-- INPUT DATA follows --
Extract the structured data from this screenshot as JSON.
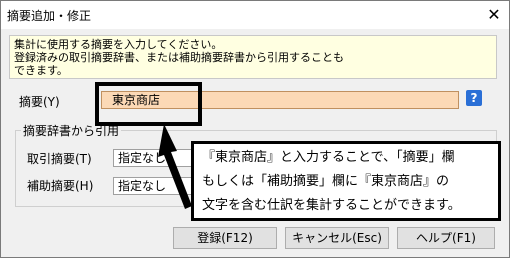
{
  "window": {
    "title": "摘要追加・修正",
    "close_glyph": "✕"
  },
  "info": {
    "lines": [
      "集計に使用する摘要を入力してください。",
      "登録済みの取引摘要辞書、または補助摘要辞書から引用することも",
      "できます。"
    ]
  },
  "summary": {
    "label": "摘要(Y)",
    "value": "東京商店",
    "help_glyph": "?"
  },
  "dictionary": {
    "group_label": "摘要辞書から引用",
    "torihiki": {
      "label": "取引摘要(T)",
      "value": "指定なし"
    },
    "hojo": {
      "label": "補助摘要(H)",
      "value": "指定なし"
    }
  },
  "buttons": {
    "register": "登録(F12)",
    "cancel": "キャンセル(Esc)",
    "help": "ヘルプ(F1)"
  },
  "callout": {
    "lines": [
      "『東京商店』と入力することで、「摘要」欄",
      "もしくは「補助摘要」欄に『東京商店』の",
      "文字を含む仕訳を集計することができます。"
    ]
  }
}
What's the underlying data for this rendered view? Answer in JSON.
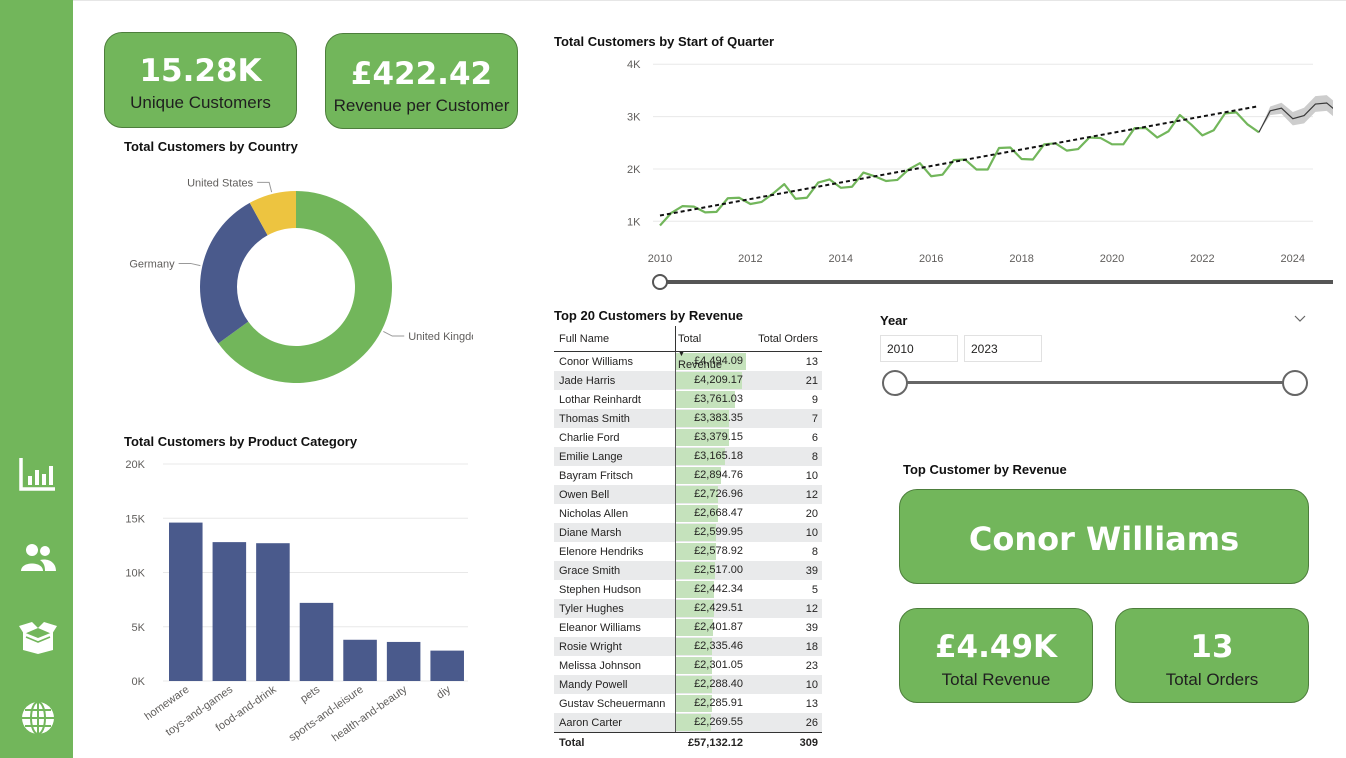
{
  "nav": [
    {
      "name": "report-icon"
    },
    {
      "name": "customers-icon"
    },
    {
      "name": "products-icon"
    },
    {
      "name": "globe-icon"
    }
  ],
  "kpis": {
    "unique_customers": {
      "value": "15.28K",
      "label": "Unique Customers"
    },
    "revenue_per_customer": {
      "value": "£422.42",
      "label": "Revenue per Customer"
    }
  },
  "country_chart": {
    "title": "Total Customers by Country",
    "chart_data": {
      "type": "pie",
      "categories": [
        "United Kingdom",
        "Germany",
        "United States"
      ],
      "values": [
        65,
        27,
        8
      ],
      "colors": [
        "#72b65b",
        "#4a5a8c",
        "#edc440"
      ]
    }
  },
  "category_chart": {
    "title": "Total Customers by Product Category",
    "chart_data": {
      "type": "bar",
      "categories": [
        "homeware",
        "toys-and-games",
        "food-and-drink",
        "pets",
        "sports-and-leisure",
        "health-and-beauty",
        "diy"
      ],
      "values": [
        14600,
        12800,
        12700,
        7200,
        3800,
        3600,
        2800
      ],
      "ylim": [
        0,
        20000
      ],
      "yticks": [
        "0K",
        "5K",
        "10K",
        "15K",
        "20K"
      ],
      "color": "#4a5a8c"
    }
  },
  "line_chart": {
    "title": "Total Customers by Start of Quarter",
    "chart_data": {
      "type": "line",
      "x_ticks": [
        "2010",
        "2012",
        "2014",
        "2016",
        "2018",
        "2020",
        "2022",
        "2024"
      ],
      "y_ticks": [
        "1K",
        "2K",
        "3K",
        "4K"
      ],
      "ylim": [
        700,
        4100
      ],
      "x_start": 2010.0,
      "x_step": 0.25,
      "actual": [
        920,
        1160,
        1290,
        1280,
        1170,
        1180,
        1440,
        1450,
        1330,
        1370,
        1530,
        1710,
        1430,
        1450,
        1740,
        1800,
        1640,
        1660,
        1930,
        1860,
        1770,
        1790,
        1990,
        2110,
        1860,
        1890,
        2170,
        2180,
        1990,
        1990,
        2400,
        2410,
        2190,
        2180,
        2470,
        2490,
        2350,
        2380,
        2600,
        2590,
        2470,
        2470,
        2780,
        2780,
        2600,
        2720,
        3030,
        2850,
        2640,
        2740,
        3060,
        3080,
        2850,
        2700
      ],
      "forecast": [
        2700,
        3110,
        3160,
        2960,
        3020,
        3240,
        3260,
        3080,
        3120,
        3380,
        3430
      ],
      "forecast_band": 150,
      "trend": [
        1110,
        3200
      ],
      "colors": {
        "actual": "#72b65b",
        "forecast": "#3a3a3a",
        "band": "#c8c8c8",
        "trend": "#111111"
      }
    }
  },
  "top20": {
    "title": "Top 20 Customers by Revenue",
    "columns": [
      "Full Name",
      "Total Revenue",
      "Total Orders"
    ],
    "rows": [
      {
        "name": "Conor Williams",
        "revenue": "£4,494.09",
        "orders": "13",
        "rev": 4494.09
      },
      {
        "name": "Jade Harris",
        "revenue": "£4,209.17",
        "orders": "21",
        "rev": 4209.17
      },
      {
        "name": "Lothar Reinhardt",
        "revenue": "£3,761.03",
        "orders": "9",
        "rev": 3761.03
      },
      {
        "name": "Thomas Smith",
        "revenue": "£3,383.35",
        "orders": "7",
        "rev": 3383.35
      },
      {
        "name": "Charlie Ford",
        "revenue": "£3,379.15",
        "orders": "6",
        "rev": 3379.15
      },
      {
        "name": "Emilie Lange",
        "revenue": "£3,165.18",
        "orders": "8",
        "rev": 3165.18
      },
      {
        "name": "Bayram Fritsch",
        "revenue": "£2,894.76",
        "orders": "10",
        "rev": 2894.76
      },
      {
        "name": "Owen Bell",
        "revenue": "£2,726.96",
        "orders": "12",
        "rev": 2726.96
      },
      {
        "name": "Nicholas Allen",
        "revenue": "£2,668.47",
        "orders": "20",
        "rev": 2668.47
      },
      {
        "name": "Diane Marsh",
        "revenue": "£2,599.95",
        "orders": "10",
        "rev": 2599.95
      },
      {
        "name": "Elenore Hendriks",
        "revenue": "£2,578.92",
        "orders": "8",
        "rev": 2578.92
      },
      {
        "name": "Grace Smith",
        "revenue": "£2,517.00",
        "orders": "39",
        "rev": 2517.0
      },
      {
        "name": "Stephen Hudson",
        "revenue": "£2,442.34",
        "orders": "5",
        "rev": 2442.34
      },
      {
        "name": "Tyler Hughes",
        "revenue": "£2,429.51",
        "orders": "12",
        "rev": 2429.51
      },
      {
        "name": "Eleanor Williams",
        "revenue": "£2,401.87",
        "orders": "39",
        "rev": 2401.87
      },
      {
        "name": "Rosie Wright",
        "revenue": "£2,335.46",
        "orders": "18",
        "rev": 2335.46
      },
      {
        "name": "Melissa Johnson",
        "revenue": "£2,301.05",
        "orders": "23",
        "rev": 2301.05
      },
      {
        "name": "Mandy Powell",
        "revenue": "£2,288.40",
        "orders": "10",
        "rev": 2288.4
      },
      {
        "name": "Gustav Scheuermann",
        "revenue": "£2,285.91",
        "orders": "13",
        "rev": 2285.91
      },
      {
        "name": "Aaron Carter",
        "revenue": "£2,269.55",
        "orders": "26",
        "rev": 2269.55
      }
    ],
    "total": {
      "label": "Total",
      "revenue": "£57,132.12",
      "orders": "309"
    }
  },
  "year_slicer": {
    "title": "Year",
    "from": "2010",
    "to": "2023",
    "chevron": "chevron-down-icon"
  },
  "top_customer": {
    "title": "Top Customer by Revenue",
    "name": "Conor Williams",
    "revenue": {
      "value": "£4.49K",
      "label": "Total Revenue"
    },
    "orders": {
      "value": "13",
      "label": "Total Orders"
    }
  }
}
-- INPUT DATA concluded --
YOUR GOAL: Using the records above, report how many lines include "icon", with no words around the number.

RESPONSE TO THIS EXERCISE: 5